Philosophy — Douglas Adams — Making things easier

Ishaan Gupta
3 min readJan 17, 2021


When I tried reading philosophy for the first time, I fell asleep.

The next couple of times were the same as well — I’d start reading and I was snoring before the second page would get over. With all due respect to philosophy, it wasn’t that the writers were subpar or the content was boring. The content was interesting. But it wasn’t.

Philosophical texts are dense.

They’re riddled with cross-referencing works of other philosophers and their sentences run for paragraphs with no end. They’re, by no means, poorly written, mind you. When you’re reading a text like that, you can see the amount of effort and the sleepless, drug-addled nights that one must’ve spent on multiple drafts to condense their high-functioning thought of process for every paragraph.
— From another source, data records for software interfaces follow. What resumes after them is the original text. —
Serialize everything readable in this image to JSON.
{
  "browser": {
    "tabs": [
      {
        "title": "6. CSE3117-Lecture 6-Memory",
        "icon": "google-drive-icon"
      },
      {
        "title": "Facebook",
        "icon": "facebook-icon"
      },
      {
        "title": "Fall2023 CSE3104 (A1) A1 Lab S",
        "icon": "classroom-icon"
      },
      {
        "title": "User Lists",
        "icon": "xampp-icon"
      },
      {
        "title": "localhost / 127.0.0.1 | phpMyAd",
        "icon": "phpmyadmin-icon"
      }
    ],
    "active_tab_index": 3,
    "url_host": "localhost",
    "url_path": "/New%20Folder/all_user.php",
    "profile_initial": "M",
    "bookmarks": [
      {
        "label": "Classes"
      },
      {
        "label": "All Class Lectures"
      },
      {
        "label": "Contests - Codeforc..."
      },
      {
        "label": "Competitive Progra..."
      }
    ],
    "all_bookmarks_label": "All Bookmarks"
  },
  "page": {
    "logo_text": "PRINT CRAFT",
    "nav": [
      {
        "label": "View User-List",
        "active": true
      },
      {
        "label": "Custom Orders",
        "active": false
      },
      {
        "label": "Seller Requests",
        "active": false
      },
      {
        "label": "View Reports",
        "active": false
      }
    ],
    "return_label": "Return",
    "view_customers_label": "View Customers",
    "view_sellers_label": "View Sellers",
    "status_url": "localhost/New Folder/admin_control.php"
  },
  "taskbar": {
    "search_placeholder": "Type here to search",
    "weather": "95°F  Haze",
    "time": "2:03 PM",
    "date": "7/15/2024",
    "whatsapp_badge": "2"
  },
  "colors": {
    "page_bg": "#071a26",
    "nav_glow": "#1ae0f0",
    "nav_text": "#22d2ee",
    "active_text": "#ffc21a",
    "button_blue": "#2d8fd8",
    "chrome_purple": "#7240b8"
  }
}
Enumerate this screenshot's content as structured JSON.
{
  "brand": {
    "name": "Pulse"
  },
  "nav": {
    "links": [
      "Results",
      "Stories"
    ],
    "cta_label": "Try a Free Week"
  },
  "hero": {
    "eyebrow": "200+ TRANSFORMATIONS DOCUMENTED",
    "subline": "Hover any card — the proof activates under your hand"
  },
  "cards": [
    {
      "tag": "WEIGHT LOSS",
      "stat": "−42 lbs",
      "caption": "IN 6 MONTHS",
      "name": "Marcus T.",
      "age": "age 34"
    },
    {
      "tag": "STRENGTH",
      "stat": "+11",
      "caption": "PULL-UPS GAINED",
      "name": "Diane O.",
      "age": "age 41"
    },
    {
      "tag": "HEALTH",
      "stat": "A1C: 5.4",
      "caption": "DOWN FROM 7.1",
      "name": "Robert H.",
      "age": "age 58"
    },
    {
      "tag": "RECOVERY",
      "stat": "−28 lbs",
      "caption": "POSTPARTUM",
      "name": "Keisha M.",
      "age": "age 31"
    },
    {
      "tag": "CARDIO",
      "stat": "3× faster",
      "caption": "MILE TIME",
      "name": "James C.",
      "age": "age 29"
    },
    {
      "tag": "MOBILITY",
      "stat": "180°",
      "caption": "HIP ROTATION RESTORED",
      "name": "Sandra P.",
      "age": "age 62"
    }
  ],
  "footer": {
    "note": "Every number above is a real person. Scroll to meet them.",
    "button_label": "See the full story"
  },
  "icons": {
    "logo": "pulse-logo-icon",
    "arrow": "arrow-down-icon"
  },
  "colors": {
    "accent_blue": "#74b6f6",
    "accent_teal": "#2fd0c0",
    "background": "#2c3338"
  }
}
It makes you feel awfully guilty when you fall asleep during reading something of such metaphysical significance.

And then there’s The Hitchhiker’s Guide to the Galaxy.

Hitchhiker’s guide to the galaxy is one of the most meaningful books one can read, in fact, everyone should read it at least once. You just have to appreciate the sheer effort that Douglas Adams put in to create an entire story, a universe, to try to explain something so simply.

I like it when writers go the extra mile to explain things, when they make things so simple that it’s accessible to everyone, that you can consume it anyway you want, and you’d get it.

This thing does not end with Douglas Adams, though.

Many writers, in their own ways, have worked really hard to make their texts as simple as possible. They’ve diluted philosophy from a condensed cloud of fog to a spring-time breeze that anyone could enjoy.

And I think that’s where the bridge between literature and philosophy becomes self-evident.

Through the medium of stories, what you’re doing is that you’re putting the philosophic thought into a concrete situation; the reactions seeped into characters as per their different personalities, and the progression into the plot itself. You’re taking psychology and the mindsets of different people into account when you put into stories. That way, the text becomes easy for everyone — including the cynic, the hopeless romantic, and the nihilist.

It allows co-existence; it allows room for speculation, procession, and taking the time to make one’s case. And all the time, the writer presents his own doubts, reservations, and inhibitions through different characters.

The issue with philosophy is the scope of its application into the real world. There are some real questions — the biggest questions of life — which philosophers try their best to explore and hopefully answer.

For example, does life have meaning or not? If so, what is it?

There’s another question in my head, how would it change humanity? Would it? Let’s say, that if the answer is in affirmative, would people actually care to work harder and be less nihilistic? Because the questions of soul-searching and introspection are questions that more than half the people in the world don’t even ask, in their entire lives. Their life, highly dictated by poverty and basic survival, is one where to survival is your success. The most fundamental questions to life should be the ones that every human being cares about, right?

Anyhow, the point is that our culture needs to do more with philosophy texts. We know more about ourselves, our brains, and our society than we’ve ever known. That being said, it is up to us evaluate their work again, cross-reference it with the facts we have today, the data we’ve been fortunate enough to collect, and most importantly, get more people interested in philosophy.

To do that, we need to make the study of philosophy easier, more convenient and use the tools at our hand to maximize a young adult’s interest and encourage more people to further the field of philosophy. There’s a lot to be done, and making philosophy accessible is a decent first step to a brighter, more self aware future.



Ishaan Gupta

I want to help neurodivergent, high-achieving, creative professionals navigate consistency, productivity, success, and finding happiness as an adult